Lots of disagreement out there with my idea that, in voting to affirm Elena Kagan to the Supreme Court, Sen. Richard Lugar is playing by the old rules of civility, all but conceding the game to the people playing by the new, tougher rules. The Richmond Palladium-Item, for example, says those who would label Lugar a turncoat or a traitor "offer demonstrable proof of an electorate so rigidly partisan that they have helped to make governing an untenable task."
Yes, Congress long ago exceeded its constitutional mandate of passing judgment on a candidate's qualifications for the office he, or she, is nominated to fill.
The process today is not simply colored by political consideration, but rather immersed in it.
This has become a race to the bottom.
[. . .]
Unless both parties make a conscious effort to elevate the process, the outcome cannot be elevated and sustained on higher ground.
And The Indianapolis Star's Matthew Tully says Lugar's statement announcing his vote was not only filled with common sense "but also lacked the partisan silliness that has overtaken politics of late."
These days, even two senators crossing over on any big vote in D.C. counts as an example of bipartisanship. Of course, it's no surprise that Lugar is one of the few willing to put politics aside and not obsess over how each vote might affect the next election.
Oh, for God's sake. It's not about the next election. It's about how the court will affect our lives for the next generation. If one side is going to fight like hell to get its philosophy represented on the court, it may be "partisan silliness" for the other side to equally fight like hell, but it would be foolish and dangerous to do otherwise. I hate to resort to a military analogy again, but this is like castigating soldiers for being rabid nationalists and applauding the one who throws down his gun, stands up and shouts, "Can't we all just be friends?"
If you don't have an interest in how the contest comes out, it's all very well to stand on the sidelines and cheer for a good, clean, contest with polite bipartisan murmurings of agreement. But if you do -- I certainly do, and I would hope Lugar does -- then having your ideas prevail seems a little more important to me. I also lament the loss of the good old days of deference to the president and a civil examination of the nominee's overall qualifications.
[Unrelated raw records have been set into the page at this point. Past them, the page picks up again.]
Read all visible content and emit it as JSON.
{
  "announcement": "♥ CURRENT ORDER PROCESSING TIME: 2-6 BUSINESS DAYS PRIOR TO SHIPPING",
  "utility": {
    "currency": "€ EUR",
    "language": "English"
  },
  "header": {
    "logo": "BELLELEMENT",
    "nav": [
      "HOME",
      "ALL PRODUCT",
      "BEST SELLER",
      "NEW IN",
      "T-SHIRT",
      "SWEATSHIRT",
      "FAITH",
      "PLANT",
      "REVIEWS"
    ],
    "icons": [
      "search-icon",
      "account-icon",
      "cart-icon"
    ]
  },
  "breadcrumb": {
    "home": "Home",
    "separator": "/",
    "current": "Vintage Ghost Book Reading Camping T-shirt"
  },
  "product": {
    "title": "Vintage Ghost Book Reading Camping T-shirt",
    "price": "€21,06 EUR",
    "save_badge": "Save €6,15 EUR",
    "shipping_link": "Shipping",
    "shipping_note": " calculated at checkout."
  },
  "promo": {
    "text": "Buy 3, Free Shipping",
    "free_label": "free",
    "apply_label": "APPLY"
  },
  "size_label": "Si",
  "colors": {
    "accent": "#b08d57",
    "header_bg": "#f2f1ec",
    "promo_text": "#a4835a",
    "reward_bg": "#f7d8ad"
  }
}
And if Luagar's gestdure was likely to bring the other side to its senses, it would be a laudable